Return­ing to Work

March 2020

After spend­ing years and years on my own, writ­ing a PhD and look­ing after chil­dren, house, dog and cats, I am work­ing in a team again. It is fan­tas­tic but it does bruise my pri­vate bub­ble almost hourly.

First of all, the idea that you have to know every­thing is super­seded. Let alone that you do know any­thing. Hav­ing been out of prac­tice for almost 15 years (apart from small con­ver­sions and bath­rooms and the like), I notice that prac­tice has evolved. There are many more con­sul­tants and the archi­tect is much kinder to the client. When I worked in prac­tice (it may have been the offices I worked in), we would nev­er use ref­er­ence images: that would mean that we were sug­gest­ing some­thing that exist­ed already. Now we use them all the time. This is much kinder to the client, who is not asked to take a leap of faith, but who is prop­er­ly informed about what they can expect.

These may be issues that exist­ed in prac­tice before. There are two things that make it hard to return: first of all, to under­stand there has been a cul­tur­al shift form with work col­leagues. Sec­ond it is hard to gauge what has changed and what has stayed the same. For exam­ple talks about struc­ture and build­ing process­es have not changed as much as I thought. Where­as the admin side for organ­is­ing files, draw­ings and their links have changed con­sid­er­ably. I find myself over­con­fi­dent and capa­ble one moment, to be utter­ly despair­ing the next. 
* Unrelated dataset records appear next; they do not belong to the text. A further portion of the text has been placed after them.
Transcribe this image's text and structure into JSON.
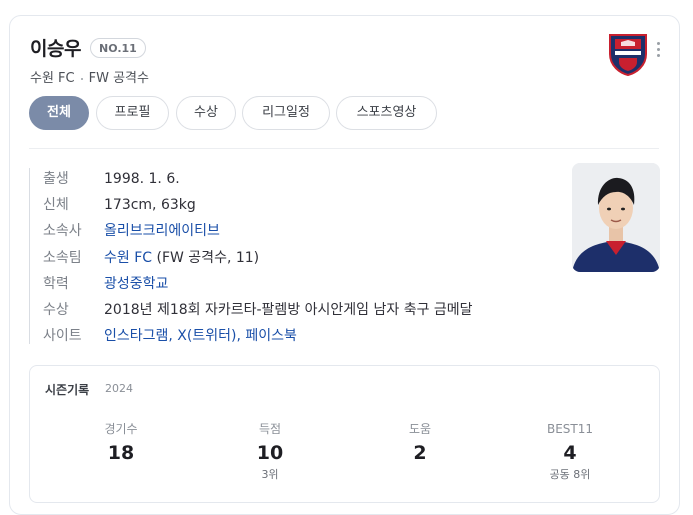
{
  "player": {
    "name": "이승우",
    "number": "NO.11",
    "team": "수원 FC",
    "position": "FW 공격수"
  },
  "tabs": [
    "전체",
    "프로필",
    "수상",
    "리그일정",
    "스포츠영상"
  ],
  "active_tab": "전체",
  "profile": [
    {
      "label": "출생",
      "parts": [
        {
          "text": "1998. 1. 6.",
          "link": false
        }
      ]
    },
    {
      "label": "신체",
      "parts": [
        {
          "text": "173cm, 63kg",
          "link": false
        }
      ]
    },
    {
      "label": "소속사",
      "parts": [
        {
          "text": "올리브크리에이티브",
          "link": true
        }
      ]
    },
    {
      "label": "소속팀",
      "parts": [
        {
          "text": "수원 FC",
          "link": true
        },
        {
          "text": " (FW 공격수, 11)",
          "link": false
        }
      ]
    },
    {
      "label": "학력",
      "parts": [
        {
          "text": "광성중학교",
          "link": true
        }
      ]
    },
    {
      "label": "수상",
      "parts": [
        {
          "text": "2018년 제18회 자카르타-팔렘방 아시안게임 남자 축구 금메달",
          "link": false
        }
      ]
    },
    {
      "label": "사이트",
      "parts": [
        {
          "text": "인스타그램, X(트위터), 페이스북",
          "link": true
        }
      ]
    }
  ],
  "season": {
    "title": "시즌기록",
    "year": "2024",
    "stats": [
      {
        "label": "경기수",
        "value": "18",
        "sub": ""
      },
      {
        "label": "득점",
        "value": "10",
        "sub": "3위"
      },
      {
        "label": "도움",
        "value": "2",
        "sub": ""
      },
      {
        "label": "BEST11",
        "value": "4",
        "sub": "공동 8위"
      }
    ]
  },
  "colors": {
    "accent_tab": "#7b8ba8",
    "link": "#1a4fa8",
    "emblem_red": "#c8202f",
    "emblem_navy": "#1d2f6a"
  },
  "icons": {
    "emblem": "suwon-fc-emblem",
    "more": "more-vertical-icon"
  }
}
I dis­cussed this with a friend, a for­mer edi­tor at a well-known glossy mag­a­zine. She said she would nev­er want to get back into her old work envi­ron­ment: every­one will be so much more on the ball, so much quick­er. Solu­tions you would not think about for a minute now cost hours. She set up on her own. Tak­ing her time.